WHAT YOU WILL DO =
Print the whole listing exactly.
§ §
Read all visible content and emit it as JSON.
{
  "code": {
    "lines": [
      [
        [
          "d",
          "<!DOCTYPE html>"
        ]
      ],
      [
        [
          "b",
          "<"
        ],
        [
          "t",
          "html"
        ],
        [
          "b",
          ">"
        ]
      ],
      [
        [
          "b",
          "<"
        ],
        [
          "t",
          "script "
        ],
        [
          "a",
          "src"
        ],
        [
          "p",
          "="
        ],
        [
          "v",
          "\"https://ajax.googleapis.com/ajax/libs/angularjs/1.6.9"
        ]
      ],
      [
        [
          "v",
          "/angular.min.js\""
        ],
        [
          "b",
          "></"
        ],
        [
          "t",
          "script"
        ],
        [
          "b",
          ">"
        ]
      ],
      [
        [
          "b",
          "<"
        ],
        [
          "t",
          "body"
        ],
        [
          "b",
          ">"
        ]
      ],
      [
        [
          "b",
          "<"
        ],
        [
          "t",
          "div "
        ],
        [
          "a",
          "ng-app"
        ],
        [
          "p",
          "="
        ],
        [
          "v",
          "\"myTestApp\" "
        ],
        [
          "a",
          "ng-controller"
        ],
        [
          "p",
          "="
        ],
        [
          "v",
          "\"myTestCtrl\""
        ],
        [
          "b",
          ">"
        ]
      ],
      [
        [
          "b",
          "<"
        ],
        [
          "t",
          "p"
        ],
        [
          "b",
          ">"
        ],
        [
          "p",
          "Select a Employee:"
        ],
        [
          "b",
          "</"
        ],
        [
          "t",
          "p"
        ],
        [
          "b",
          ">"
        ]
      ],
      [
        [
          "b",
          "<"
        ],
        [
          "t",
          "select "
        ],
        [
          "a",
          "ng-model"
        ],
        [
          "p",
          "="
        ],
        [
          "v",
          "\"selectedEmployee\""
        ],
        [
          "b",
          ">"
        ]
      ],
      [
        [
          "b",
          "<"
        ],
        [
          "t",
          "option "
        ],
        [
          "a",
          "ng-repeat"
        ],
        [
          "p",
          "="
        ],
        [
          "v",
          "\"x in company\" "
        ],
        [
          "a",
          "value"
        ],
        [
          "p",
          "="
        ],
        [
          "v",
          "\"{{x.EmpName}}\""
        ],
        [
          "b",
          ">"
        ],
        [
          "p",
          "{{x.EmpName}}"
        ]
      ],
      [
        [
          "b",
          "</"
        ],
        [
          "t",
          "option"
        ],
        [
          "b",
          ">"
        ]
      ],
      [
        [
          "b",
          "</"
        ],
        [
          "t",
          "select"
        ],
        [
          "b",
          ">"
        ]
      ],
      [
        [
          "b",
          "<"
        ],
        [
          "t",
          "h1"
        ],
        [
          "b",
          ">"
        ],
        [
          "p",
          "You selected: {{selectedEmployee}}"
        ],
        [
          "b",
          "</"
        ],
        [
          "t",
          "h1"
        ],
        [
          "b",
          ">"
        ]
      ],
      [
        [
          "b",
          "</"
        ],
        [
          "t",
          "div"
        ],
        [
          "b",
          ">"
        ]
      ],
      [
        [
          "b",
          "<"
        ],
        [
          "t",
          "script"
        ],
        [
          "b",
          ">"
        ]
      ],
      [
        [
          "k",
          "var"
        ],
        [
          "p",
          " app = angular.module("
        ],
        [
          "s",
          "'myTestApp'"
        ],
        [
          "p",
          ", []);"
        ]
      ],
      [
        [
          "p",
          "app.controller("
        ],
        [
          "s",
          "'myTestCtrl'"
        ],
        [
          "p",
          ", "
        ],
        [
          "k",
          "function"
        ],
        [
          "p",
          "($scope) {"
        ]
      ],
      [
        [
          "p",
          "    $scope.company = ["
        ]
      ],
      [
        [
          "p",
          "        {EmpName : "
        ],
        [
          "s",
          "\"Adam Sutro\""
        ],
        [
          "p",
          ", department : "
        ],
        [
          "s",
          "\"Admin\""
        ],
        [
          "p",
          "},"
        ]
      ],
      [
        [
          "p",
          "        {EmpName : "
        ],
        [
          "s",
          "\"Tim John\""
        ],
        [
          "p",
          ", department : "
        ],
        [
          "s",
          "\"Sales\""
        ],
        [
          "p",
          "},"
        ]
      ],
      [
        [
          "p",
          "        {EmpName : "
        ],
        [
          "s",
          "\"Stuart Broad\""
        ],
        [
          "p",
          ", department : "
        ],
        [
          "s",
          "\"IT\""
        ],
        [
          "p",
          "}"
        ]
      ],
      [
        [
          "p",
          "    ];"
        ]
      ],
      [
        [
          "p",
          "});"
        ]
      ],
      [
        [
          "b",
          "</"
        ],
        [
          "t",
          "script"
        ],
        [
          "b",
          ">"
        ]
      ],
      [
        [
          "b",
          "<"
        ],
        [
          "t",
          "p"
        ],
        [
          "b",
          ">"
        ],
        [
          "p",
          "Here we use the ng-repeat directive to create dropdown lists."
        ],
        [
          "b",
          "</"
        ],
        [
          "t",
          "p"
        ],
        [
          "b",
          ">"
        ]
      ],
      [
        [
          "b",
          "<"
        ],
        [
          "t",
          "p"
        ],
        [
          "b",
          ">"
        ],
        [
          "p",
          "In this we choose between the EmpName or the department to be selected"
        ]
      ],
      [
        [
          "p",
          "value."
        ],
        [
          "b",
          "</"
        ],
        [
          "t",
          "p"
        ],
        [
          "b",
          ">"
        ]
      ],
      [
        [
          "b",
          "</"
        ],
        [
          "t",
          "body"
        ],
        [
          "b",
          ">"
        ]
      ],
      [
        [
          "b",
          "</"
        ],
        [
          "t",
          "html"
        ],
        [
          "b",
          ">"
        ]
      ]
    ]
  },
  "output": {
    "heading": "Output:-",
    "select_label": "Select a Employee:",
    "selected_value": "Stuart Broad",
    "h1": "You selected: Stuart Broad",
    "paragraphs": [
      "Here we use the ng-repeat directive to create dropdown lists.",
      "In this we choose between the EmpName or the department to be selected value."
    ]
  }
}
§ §
RESPONSE FOR THIS EXERCISE =
Read all visible content and emit it as JSON.
{
  "code": {
    "lines": [
      [
        [
          "d",
          "<!DOCTYPE html>"
        ]
      ],
      [
        [
          "b",
          "<"
        ],
        [
          "t",
          "html"
        ],
        [
          "b",
          ">"
        ]
      ],
      [
        [
          "b",
          "<"
        ],
        [
          "t",
          "script "
        ],
        [
          "a",
          "src"
        ],
        [
          "p",
          "="
        ],
        [
          "v",
          "\"https://ajax.googleapis.com/ajax/libs/angularjs/1.6.9"
        ]
      ],
      [
        [
          "v",
          "/angular.min.js\""
        ],
        [
          "b",
          "></"
        ],
        [
          "t",
          "script"
        ],
        [
          "b",
          ">"
        ]
      ],
      [
        [
          "b",
          "<"
        ],
        [
          "t",
          "body"
        ],
        [
          "b",
          ">"
        ]
      ],
      [
        [
          "b",
          "<"
        ],
        [
          "t",
          "div "
        ],
        [
          "a",
          "ng-app"
        ],
        [
          "p",
          "="
        ],
        [
          "v",
          "\"myTestApp\" "
        ],
        [
          "a",
          "ng-controller"
        ],
        [
          "p",
          "="
        ],
        [
          "v",
          "\"myTestCtrl\""
        ],
        [
          "b",
          ">"
        ]
      ],
      [
        [
          "b",
          "<"
        ],
        [
          "t",
          "p"
        ],
        [
          "b",
          ">"
        ],
        [
          "p",
          "Select a Employee:"
        ],
        [
          "b",
          "</"
        ],
        [
          "t",
          "p"
        ],
        [
          "b",
          ">"
        ]
      ],
      [
        [
          "b",
          "<"
        ],
        [
          "t",
          "select "
        ],
        [
          "a",
          "ng-model"
        ],
        [
          "p",
          "="
        ],
        [
          "v",
          "\"selectedEmployee\""
        ],
        [
          "b",
          ">"
        ]
      ],
      [
        [
          "b",
          "<"
        ],
        [
          "t",
          "option "
        ],
        [
          "a",
          "ng-repeat"
        ],
        [
          "p",
          "="
        ],
        [
          "v",
          "\"x in company\" "
        ],
        [
          "a",
          "value"
        ],
        [
          "p",
          "="
        ],
        [
          "v",
          "\"{{x.EmpName}}\""
        ],
        [
          "b",
          ">"
        ],
        [
          "p",
          "{{x.EmpName}}"
        ]
      ],
      [
        [
          "b",
          "</"
        ],
        [
          "t",
          "option"
        ],
        [
          "b",
          ">"
        ]
      ],
      [
        [
          "b",
          "</"
        ],
        [
          "t",
          "select"
        ],
        [
          "b",
          ">"
        ]
      ],
      [
        [
          "b",
          "<"
        ],
        [
          "t",
          "h1"
        ],
        [
          "b",
          ">"
        ],
        [
          "p",
          "You selected: {{selectedEmployee}}"
        ],
        [
          "b",
          "</"
        ],
        [
          "t",
          "h1"
        ],
        [
          "b",
          ">"
        ]
      ],
      [
        [
          "b",
          "</"
        ],
        [
          "t",
          "div"
        ],
        [
          "b",
          ">"
        ]
      ],
      [
        [
          "b",
          "<"
        ],
        [
          "t",
          "script"
        ],
        [
          "b",
          ">"
        ]
      ],
      [
        [
          "k",
          "var"
        ],
        [
          "p",
          " app = angular.module("
        ],
        [
          "s",
          "'myTestApp'"
        ],
        [
          "p",
          ", []);"
        ]
      ],
      [
        [
          "p",
          "app.controller("
        ],
        [
          "s",
          "'myTestCtrl'"
        ],
        [
          "p",
          ", "
        ],
        [
          "k",
          "function"
        ],
        [
          "p",
          "($scope) {"
        ]
      ],
      [
        [
          "p",
          "    $scope.company = ["
        ]
      ],
      [
        [
          "p",
          "        {EmpName : "
        ],
        [
          "s",
          "\"Adam Sutro\""
        ],
        [
          "p",
          ", department : "
        ],
        [
          "s",
          "\"Admin\""
        ],
        [
          "p",
          "},"
        ]
      ],
      [
        [
          "p",
          "        {EmpName : "
        ],
        [
          "s",
          "\"Tim John\""
        ],
        [
          "p",
          ", department : "
        ],
        [
          "s",
          "\"Sales\""
        ],
        [
          "p",
          "},"
        ]
      ],
      [
        [
          "p",
          "        {EmpName : "
        ],
        [
          "s",
          "\"Stuart Broad\""
        ],
        [
          "p",
          ", department : "
        ],
        [
          "s",
          "\"IT\""
        ],
        [
          "p",
          "}"
        ]
      ],
      [
        [
          "p",
          "    ];"
        ]
      ],
      [
        [
          "p",
          "});"
        ]
      ],
      [
        [
          "b",
          "</"
        ],
        [
          "t",
          "script"
        ],
        [
          "b",
          ">"
        ]
      ],
      [
        [
          "b",
          "<"
        ],
        [
          "t",
          "p"
        ],
        [
          "b",
          ">"
        ],
        [
          "p",
          "Here we use the ng-repeat directive to create dropdown lists."
        ],
        [
          "b",
          "</"
        ],
        [
          "t",
          "p"
        ],
        [
          "b",
          ">"
        ]
      ],
      [
        [
          "b",
          "<"
        ],
        [
          "t",
          "p"
        ],
        [
          "b",
          ">"
        ],
        [
          "p",
          "In this we choose between the EmpName or the department to be selected"
        ]
      ],
      [
        [
          "p",
          "value."
        ],
        [
          "b",
          "</"
        ],
        [
          "t",
          "p"
        ],
        [
          "b",
          ">"
        ]
      ],
      [
        [
          "b",
          "</"
        ],
        [
          "t",
          "body"
        ],
        [
          "b",
          ">"
        ]
      ],
      [
        [
          "b",
          "</"
        ],
        [
          "t",
          "html"
        ],
        [
          "b",
          ">"
        ]
      ]
    ]
  },
  "output": {
    "heading": "Output:-",
    "select_label": "Select a Employee:",
    "selected_value": "Stuart Broad",
    "h1": "You selected: Stuart Broad",
    "paragraphs": [
      "Here we use the ng-repeat directive to create dropdown lists.",
      "In this we choose between the EmpName or the department to be selected value."
    ]
  }
}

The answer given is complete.